What is required
Every line below must be reproduced exactly; no pictures are to be included.

#### Entries shown ####

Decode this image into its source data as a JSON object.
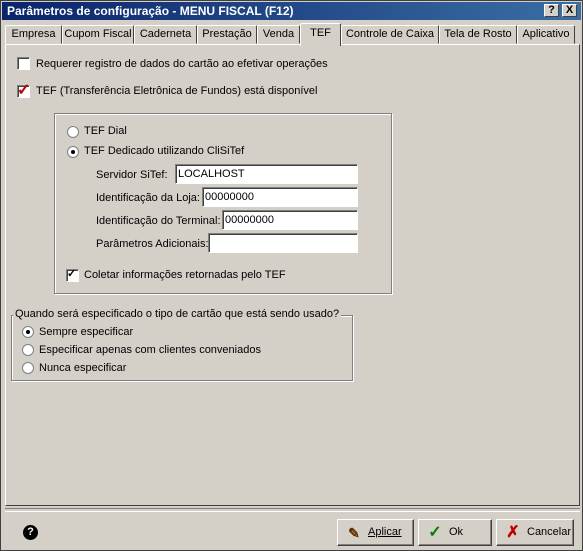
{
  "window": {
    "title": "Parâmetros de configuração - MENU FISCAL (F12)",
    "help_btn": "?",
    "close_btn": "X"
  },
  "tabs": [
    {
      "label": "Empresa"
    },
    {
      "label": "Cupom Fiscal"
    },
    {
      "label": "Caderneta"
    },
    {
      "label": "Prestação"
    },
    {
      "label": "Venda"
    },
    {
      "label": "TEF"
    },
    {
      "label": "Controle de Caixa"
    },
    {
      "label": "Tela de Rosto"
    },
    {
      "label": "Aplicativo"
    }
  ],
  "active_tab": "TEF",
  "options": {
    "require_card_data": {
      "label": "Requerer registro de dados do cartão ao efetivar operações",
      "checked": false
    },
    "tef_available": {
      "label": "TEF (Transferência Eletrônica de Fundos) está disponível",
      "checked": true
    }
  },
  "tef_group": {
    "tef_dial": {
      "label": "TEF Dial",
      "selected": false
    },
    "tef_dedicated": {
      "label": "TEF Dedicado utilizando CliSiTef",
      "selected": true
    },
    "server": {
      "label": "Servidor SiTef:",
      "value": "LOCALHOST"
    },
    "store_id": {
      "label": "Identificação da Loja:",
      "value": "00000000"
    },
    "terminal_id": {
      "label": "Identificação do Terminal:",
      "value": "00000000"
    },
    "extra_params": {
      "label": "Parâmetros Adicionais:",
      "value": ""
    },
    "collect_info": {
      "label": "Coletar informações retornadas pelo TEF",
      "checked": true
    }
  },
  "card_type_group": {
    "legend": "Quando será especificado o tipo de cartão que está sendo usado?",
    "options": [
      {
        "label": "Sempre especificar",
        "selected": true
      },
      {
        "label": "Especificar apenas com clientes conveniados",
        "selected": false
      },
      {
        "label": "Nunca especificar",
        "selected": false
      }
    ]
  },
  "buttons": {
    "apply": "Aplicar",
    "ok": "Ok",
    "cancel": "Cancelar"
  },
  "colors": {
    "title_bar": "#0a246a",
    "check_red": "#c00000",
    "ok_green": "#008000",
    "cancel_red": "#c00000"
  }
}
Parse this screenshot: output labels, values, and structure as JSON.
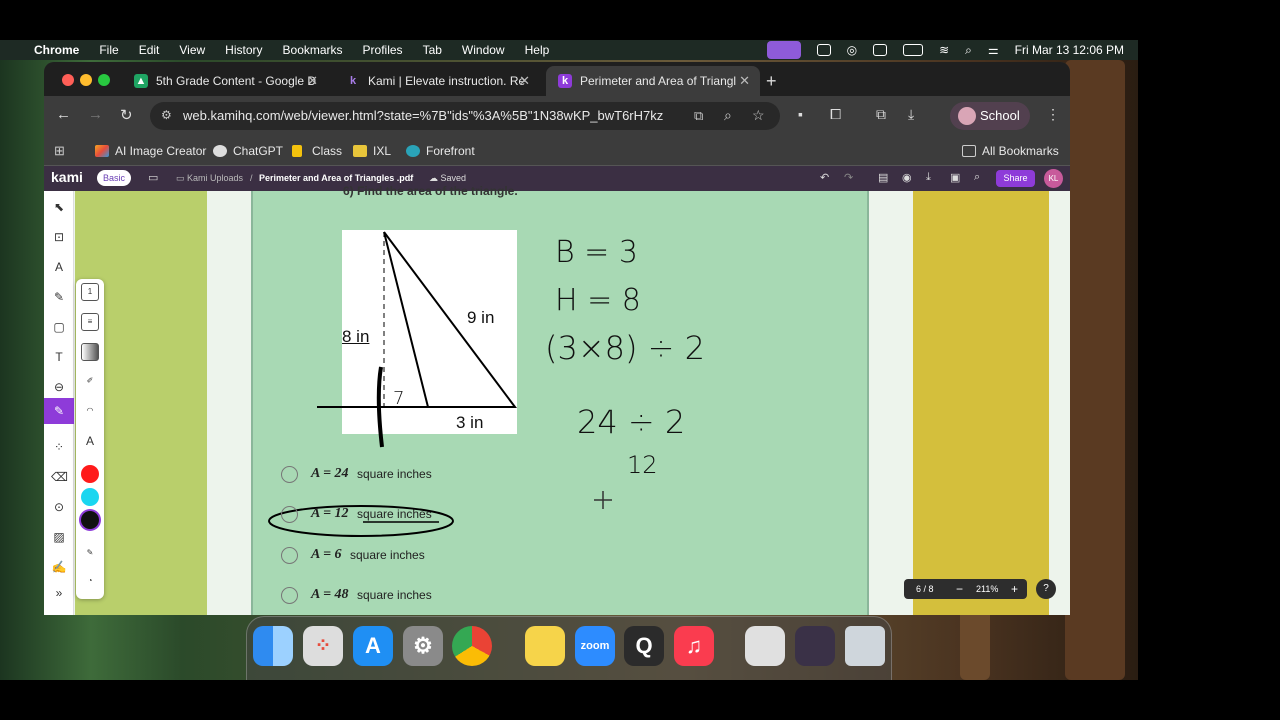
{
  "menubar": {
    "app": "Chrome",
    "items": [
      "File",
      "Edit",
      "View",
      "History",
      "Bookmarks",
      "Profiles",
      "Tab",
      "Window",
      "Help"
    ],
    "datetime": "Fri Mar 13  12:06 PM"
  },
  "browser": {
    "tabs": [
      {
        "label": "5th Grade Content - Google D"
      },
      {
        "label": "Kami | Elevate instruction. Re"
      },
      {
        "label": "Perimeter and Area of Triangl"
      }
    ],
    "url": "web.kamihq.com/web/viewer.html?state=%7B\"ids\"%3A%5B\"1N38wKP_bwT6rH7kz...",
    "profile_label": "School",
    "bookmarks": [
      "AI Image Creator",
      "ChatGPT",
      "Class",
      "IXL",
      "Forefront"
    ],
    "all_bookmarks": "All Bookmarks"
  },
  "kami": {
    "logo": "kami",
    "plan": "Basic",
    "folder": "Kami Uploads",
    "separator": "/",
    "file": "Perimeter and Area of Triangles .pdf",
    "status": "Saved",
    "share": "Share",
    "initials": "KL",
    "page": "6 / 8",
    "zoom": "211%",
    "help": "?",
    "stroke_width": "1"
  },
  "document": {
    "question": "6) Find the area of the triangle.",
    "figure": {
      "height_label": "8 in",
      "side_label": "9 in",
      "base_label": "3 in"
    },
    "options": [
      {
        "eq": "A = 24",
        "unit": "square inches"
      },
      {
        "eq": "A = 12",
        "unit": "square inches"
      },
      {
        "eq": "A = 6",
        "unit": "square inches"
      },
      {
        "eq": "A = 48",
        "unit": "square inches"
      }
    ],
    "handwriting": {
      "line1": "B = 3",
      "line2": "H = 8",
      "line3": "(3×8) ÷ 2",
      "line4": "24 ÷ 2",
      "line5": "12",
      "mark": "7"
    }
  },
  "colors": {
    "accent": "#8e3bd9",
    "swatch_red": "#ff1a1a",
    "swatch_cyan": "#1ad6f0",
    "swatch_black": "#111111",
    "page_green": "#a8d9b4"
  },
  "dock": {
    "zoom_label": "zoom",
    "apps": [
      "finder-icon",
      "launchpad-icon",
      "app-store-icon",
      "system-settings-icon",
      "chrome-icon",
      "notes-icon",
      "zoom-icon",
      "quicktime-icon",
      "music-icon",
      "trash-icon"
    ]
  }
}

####

Response to this task
Decode this image into its source data as a JSON object.
{
  "window": {
    "title": "Parâmetros de configuração - MENU FISCAL (F12)",
    "help_btn": "?",
    "close_btn": "X"
  },
  "tabs": [
    {
      "label": "Empresa"
    },
    {
      "label": "Cupom Fiscal"
    },
    {
      "label": "Caderneta"
    },
    {
      "label": "Prestação"
    },
    {
      "label": "Venda"
    },
    {
      "label": "TEF"
    },
    {
      "label": "Controle de Caixa"
    },
    {
      "label": "Tela de Rosto"
    },
    {
      "label": "Aplicativo"
    }
  ],
  "active_tab": "TEF",
  "options": {
    "require_card_data": {
      "label": "Requerer registro de dados do cartão ao efetivar operações",
      "checked": false
    },
    "tef_available": {
      "label": "TEF (Transferência Eletrônica de Fundos) está disponível",
      "checked": true
    }
  },
  "tef_group": {
    "tef_dial": {
      "label": "TEF Dial",
      "selected": false
    },
    "tef_dedicated": {
      "label": "TEF Dedicado utilizando CliSiTef",
      "selected": true
    },
    "server": {
      "label": "Servidor SiTef:",
      "value": "LOCALHOST"
    },
    "store_id": {
      "label": "Identificação da Loja:",
      "value": "00000000"
    },
    "terminal_id": {
      "label": "Identificação do Terminal:",
      "value": "00000000"
    },
    "extra_params": {
      "label": "Parâmetros Adicionais:",
      "value": ""
    },
    "collect_info": {
      "label": "Coletar informações retornadas pelo TEF",
      "checked": true
    }
  },
  "card_type_group": {
    "legend": "Quando será especificado o tipo de cartão que está sendo usado?",
    "options": [
      {
        "label": "Sempre especificar",
        "selected": true
      },
      {
        "label": "Especificar apenas com clientes conveniados",
        "selected": false
      },
      {
        "label": "Nunca especificar",
        "selected": false
      }
    ]
  },
  "buttons": {
    "apply": "Aplicar",
    "ok": "Ok",
    "cancel": "Cancelar"
  },
  "colors": {
    "title_bar": "#0a246a",
    "check_red": "#c00000",
    "ok_green": "#008000",
    "cancel_red": "#c00000"
  }
}
Parse this screenshot: output labels, values, and structure as JSON.
{
  "menubar": {
    "app": "Chrome",
    "items": [
      "File",
      "Edit",
      "View",
      "History",
      "Bookmarks",
      "Profiles",
      "Tab",
      "Window",
      "Help"
    ],
    "datetime": "Fri Mar 13  12:06 PM"
  },
  "browser": {
    "tabs": [
      {
        "label": "5th Grade Content - Google D"
      },
      {
        "label": "Kami | Elevate instruction. Re"
      },
      {
        "label": "Perimeter and Area of Triangl"
      }
    ],
    "url": "web.kamihq.com/web/viewer.html?state=%7B\"ids\"%3A%5B\"1N38wKP_bwT6rH7kz...",
    "profile_label": "School",
    "bookmarks": [
      "AI Image Creator",
      "ChatGPT",
      "Class",
      "IXL",
      "Forefront"
    ],
    "all_bookmarks": "All Bookmarks"
  },
  "kami": {
    "logo": "kami",
    "plan": "Basic",
    "folder": "Kami Uploads",
    "separator": "/",
    "file": "Perimeter and Area of Triangles .pdf",
    "status": "Saved",
    "share": "Share",
    "initials": "KL",
    "page": "6 / 8",
    "zoom": "211%",
    "help": "?",
    "stroke_width": "1"
  },
  "document": {
    "question": "6) Find the area of the triangle.",
    "figure": {
      "height_label": "8 in",
      "side_label": "9 in",
      "base_label": "3 in"
    },
    "options": [
      {
        "eq": "A = 24",
        "unit": "square inches"
      },
      {
        "eq": "A = 12",
        "unit": "square inches"
      },
      {
        "eq": "A = 6",
        "unit": "square inches"
      },
      {
        "eq": "A = 48",
        "unit": "square inches"
      }
    ],
    "handwriting": {
      "line1": "B = 3",
      "line2": "H = 8",
      "line3": "(3×8) ÷ 2",
      "line4": "24 ÷ 2",
      "line5": "12",
      "mark": "7"
    }
  },
  "colors": {
    "accent": "#8e3bd9",
    "swatch_red": "#ff1a1a",
    "swatch_cyan": "#1ad6f0",
    "swatch_black": "#111111",
    "page_green": "#a8d9b4"
  },
  "dock": {
    "zoom_label": "zoom",
    "apps": [
      "finder-icon",
      "launchpad-icon",
      "app-store-icon",
      "system-settings-icon",
      "chrome-icon",
      "notes-icon",
      "zoom-icon",
      "quicktime-icon",
      "music-icon",
      "trash-icon"
    ]
  }
}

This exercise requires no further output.